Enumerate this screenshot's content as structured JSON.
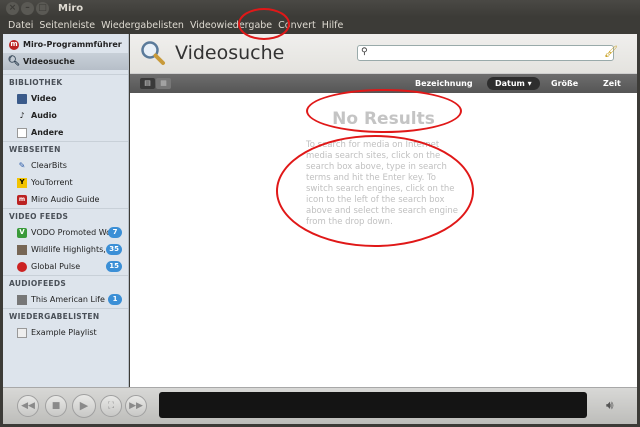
{
  "window": {
    "title": "Miro"
  },
  "menu": [
    "Datei",
    "Seitenleiste",
    "Wiedergabelisten",
    "Videowiedergabe",
    "Convert",
    "Hilfe"
  ],
  "sidebar": {
    "top": [
      {
        "label": "Miro-Programmführer",
        "icon": "miro-icon"
      },
      {
        "label": "Videosuche",
        "icon": "search-icon",
        "selected": true
      }
    ],
    "bibliothek": {
      "heading": "BIBLIOTHEK",
      "items": [
        {
          "label": "Video",
          "icon": "video-icon"
        },
        {
          "label": "Audio",
          "icon": "audio-icon"
        },
        {
          "label": "Andere",
          "icon": "document-icon"
        }
      ]
    },
    "webseiten": {
      "heading": "WEBSEITEN",
      "items": [
        {
          "label": "ClearBits",
          "icon": "clearbits-icon"
        },
        {
          "label": "YouTorrent",
          "icon": "youtorrent-icon"
        },
        {
          "label": "Miro Audio Guide",
          "icon": "miro-guide-icon"
        }
      ]
    },
    "videofeeds": {
      "heading": "VIDEO FEEDS",
      "items": [
        {
          "label": "VODO Promoted Wor",
          "badge": "7",
          "icon": "vodo-icon"
        },
        {
          "label": "Wildlife Highlights,",
          "badge": "35",
          "icon": "wildlife-icon"
        },
        {
          "label": "Global Pulse",
          "badge": "15",
          "icon": "globalpulse-icon"
        }
      ]
    },
    "audiofeeds": {
      "heading": "AUDIOFEEDS",
      "items": [
        {
          "label": "This American Life",
          "badge": "1",
          "icon": "podcast-icon"
        }
      ]
    },
    "wiedergabelisten": {
      "heading": "WIEDERGABELISTEN",
      "items": [
        {
          "label": "Example Playlist",
          "icon": "playlist-icon"
        }
      ]
    }
  },
  "main": {
    "title": "Videosuche",
    "search": {
      "value": "",
      "placeholder": ""
    },
    "columns": {
      "name": "Bezeichnung",
      "date": "Datum ▾",
      "size": "Größe",
      "time": "Zeit"
    },
    "no_results": "No Results",
    "help": "To search for media on Internet media search sites, click on the search box above, type in search terms and hit the Enter key.  To switch search engines, click on the icon to the left of the search box above and select the search engine from the drop down."
  },
  "colors": {
    "badge": "#3b8fd6",
    "annotation": "#e01818",
    "sidebar_bg": "#dde4ec"
  }
}
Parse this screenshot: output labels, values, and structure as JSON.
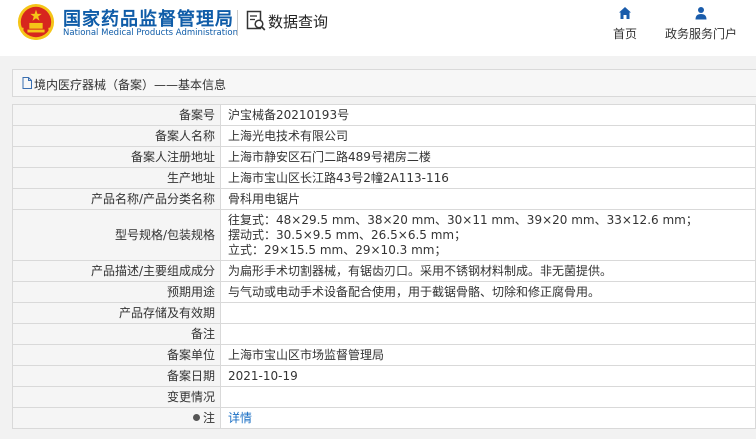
{
  "header": {
    "agency_cn": "国家药品监督管理局",
    "agency_en": "National Medical Products Administration",
    "query_title": "数据查询",
    "nav": [
      {
        "label": "首页",
        "icon": "home-icon"
      },
      {
        "label": "政务服务门户",
        "icon": "user-icon"
      }
    ]
  },
  "panel": {
    "title": "境内医疗器械（备案）——基本信息"
  },
  "rows": [
    {
      "key": "备案号",
      "value": "沪宝械备20210193号"
    },
    {
      "key": "备案人名称",
      "value": "上海光电技术有限公司"
    },
    {
      "key": "备案人注册地址",
      "value": "上海市静安区石门二路489号裙房二楼"
    },
    {
      "key": "生产地址",
      "value": "上海市宝山区长江路43号2幢2A113-116"
    },
    {
      "key": "产品名称/产品分类名称",
      "value": "骨科用电锯片"
    },
    {
      "key": "型号规格/包装规格",
      "value": "往复式：48×29.5 mm、38×20 mm、30×11 mm、39×20 mm、33×12.6 mm；\n摆动式：30.5×9.5 mm、26.5×6.5 mm；\n立式：29×15.5 mm、29×10.3 mm；"
    },
    {
      "key": "产品描述/主要组成成分",
      "value": "为扁形手术切割器械，有锯齿刃口。采用不锈钢材料制成。非无菌提供。"
    },
    {
      "key": "预期用途",
      "value": "与气动或电动手术设备配合使用，用于截锯骨骼、切除和修正腐骨用。"
    },
    {
      "key": "产品存储及有效期",
      "value": ""
    },
    {
      "key": "备注",
      "value": ""
    },
    {
      "key": "备案单位",
      "value": "上海市宝山区市场监督管理局"
    },
    {
      "key": "备案日期",
      "value": "2021-10-19"
    },
    {
      "key": "变更情况",
      "value": ""
    },
    {
      "key": "注",
      "value": "详情"
    }
  ],
  "colors": {
    "brand_blue": "#0f5ca8",
    "link_blue": "#1a6fc4",
    "emblem_red": "#d7261e",
    "emblem_gold": "#f5c518"
  }
}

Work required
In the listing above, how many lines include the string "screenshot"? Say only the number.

Task output
2